§ **Task goal**:
This exercise calls for the listing to be set down exactly.

§ **Stored data**:
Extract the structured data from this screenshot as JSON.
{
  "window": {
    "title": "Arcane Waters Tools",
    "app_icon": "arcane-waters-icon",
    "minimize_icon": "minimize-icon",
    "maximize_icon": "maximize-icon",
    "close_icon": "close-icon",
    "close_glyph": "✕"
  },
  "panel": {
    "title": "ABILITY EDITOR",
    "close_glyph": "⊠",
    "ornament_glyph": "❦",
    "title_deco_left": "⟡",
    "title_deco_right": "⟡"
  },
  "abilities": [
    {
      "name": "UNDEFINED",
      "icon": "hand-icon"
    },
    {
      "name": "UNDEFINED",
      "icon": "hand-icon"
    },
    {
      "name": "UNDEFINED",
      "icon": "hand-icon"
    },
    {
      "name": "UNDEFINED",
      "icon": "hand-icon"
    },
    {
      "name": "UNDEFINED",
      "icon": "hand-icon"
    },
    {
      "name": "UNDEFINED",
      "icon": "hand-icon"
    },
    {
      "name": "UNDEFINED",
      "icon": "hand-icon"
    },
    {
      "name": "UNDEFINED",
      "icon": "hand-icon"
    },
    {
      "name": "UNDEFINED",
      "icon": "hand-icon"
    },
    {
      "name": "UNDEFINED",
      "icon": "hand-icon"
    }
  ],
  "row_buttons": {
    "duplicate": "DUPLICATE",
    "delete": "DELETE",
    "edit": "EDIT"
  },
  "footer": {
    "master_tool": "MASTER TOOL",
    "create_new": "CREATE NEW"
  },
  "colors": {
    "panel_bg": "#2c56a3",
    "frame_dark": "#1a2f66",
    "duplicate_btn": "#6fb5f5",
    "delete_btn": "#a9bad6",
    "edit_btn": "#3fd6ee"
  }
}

§ **Result of this task**:
Extract the structured data from this screenshot as JSON.
{
  "window": {
    "title": "Arcane Waters Tools",
    "app_icon": "arcane-waters-icon",
    "minimize_icon": "minimize-icon",
    "maximize_icon": "maximize-icon",
    "close_icon": "close-icon",
    "close_glyph": "✕"
  },
  "panel": {
    "title": "ABILITY EDITOR",
    "close_glyph": "⊠",
    "ornament_glyph": "❦",
    "title_deco_left": "⟡",
    "title_deco_right": "⟡"
  },
  "abilities": [
    {
      "name": "UNDEFINED",
      "icon": "hand-icon"
    },
    {
      "name": "UNDEFINED",
      "icon": "hand-icon"
    },
    {
      "name": "UNDEFINED",
      "icon": "hand-icon"
    },
    {
      "name": "UNDEFINED",
      "icon": "hand-icon"
    },
    {
      "name": "UNDEFINED",
      "icon": "hand-icon"
    },
    {
      "name": "UNDEFINED",
      "icon": "hand-icon"
    },
    {
      "name": "UNDEFINED",
      "icon": "hand-icon"
    },
    {
      "name": "UNDEFINED",
      "icon": "hand-icon"
    },
    {
      "name": "UNDEFINED",
      "icon": "hand-icon"
    },
    {
      "name": "UNDEFINED",
      "icon": "hand-icon"
    }
  ],
  "row_buttons": {
    "duplicate": "DUPLICATE",
    "delete": "DELETE",
    "edit": "EDIT"
  },
  "footer": {
    "master_tool": "MASTER TOOL",
    "create_new": "CREATE NEW"
  },
  "colors": {
    "panel_bg": "#2c56a3",
    "frame_dark": "#1a2f66",
    "duplicate_btn": "#6fb5f5",
    "delete_btn": "#a9bad6",
    "edit_btn": "#3fd6ee"
  }
}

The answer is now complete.